A police officer contacted by telephone said only, “I know nothing,” before hanging up.
One villager, surnamed Lin, said local residents feared worse bloodshed than on Dec. 6, 2005.
In that incident, according to China’s official Xinhua news agency, police opened fire “in alarm” on protesters who attacked them with home-made explosives, killing at least three people.
But the villagers said police fired first on an unarmed crowd, and that the death toll was higher than official reports admitted
“We are fearful that it will end in a worse way than the incident last year. There are public security and armed police. We are all hiding in our houses,” Lin said.
Dongzhou appears to be experiencing one of the thousands of protests and confrontations that the Chinese government says happen every year despite efforts to address widespread corruption allegations and growing disparities in wealth.
According to an official report, the number of protests and riots in China fell by more than one-fifth in the first nine months of 2006, down 22.1 percent from a year earlier. Many protests are related to land seizures, pollution, and corruption.

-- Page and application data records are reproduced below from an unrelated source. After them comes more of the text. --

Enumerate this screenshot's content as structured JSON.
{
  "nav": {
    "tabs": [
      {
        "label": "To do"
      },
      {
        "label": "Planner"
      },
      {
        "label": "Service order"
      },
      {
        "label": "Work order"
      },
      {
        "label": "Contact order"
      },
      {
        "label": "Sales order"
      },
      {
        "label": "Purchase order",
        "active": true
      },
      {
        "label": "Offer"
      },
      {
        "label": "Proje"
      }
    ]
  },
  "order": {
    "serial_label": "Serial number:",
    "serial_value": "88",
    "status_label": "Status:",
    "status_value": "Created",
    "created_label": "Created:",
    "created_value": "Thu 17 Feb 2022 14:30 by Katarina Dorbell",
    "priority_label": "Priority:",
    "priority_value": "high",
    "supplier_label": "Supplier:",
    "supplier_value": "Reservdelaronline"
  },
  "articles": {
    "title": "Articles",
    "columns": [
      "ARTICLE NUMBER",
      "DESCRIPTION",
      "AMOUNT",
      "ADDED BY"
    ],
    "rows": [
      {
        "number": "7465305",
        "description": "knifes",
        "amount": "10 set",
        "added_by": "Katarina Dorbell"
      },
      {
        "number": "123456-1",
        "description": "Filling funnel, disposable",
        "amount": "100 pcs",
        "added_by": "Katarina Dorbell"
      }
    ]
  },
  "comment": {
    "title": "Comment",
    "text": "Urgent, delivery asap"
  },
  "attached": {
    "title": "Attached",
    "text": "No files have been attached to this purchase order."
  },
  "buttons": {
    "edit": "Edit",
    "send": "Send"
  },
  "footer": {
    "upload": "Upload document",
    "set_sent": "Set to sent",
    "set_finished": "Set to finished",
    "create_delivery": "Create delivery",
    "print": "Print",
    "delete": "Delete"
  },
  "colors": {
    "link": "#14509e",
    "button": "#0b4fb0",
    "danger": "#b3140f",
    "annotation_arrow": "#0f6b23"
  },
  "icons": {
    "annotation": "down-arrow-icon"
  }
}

Original reporting in Mandarin by Ding Xiao and in Cantonese by Lee Kin-kwan. RFA Mandarin service director: Jennifer Chou. RFA Cantonese service director: Shiny Li. Translated and edited by Luisetta Mudie. Written in English by Sarah Jackson-Han.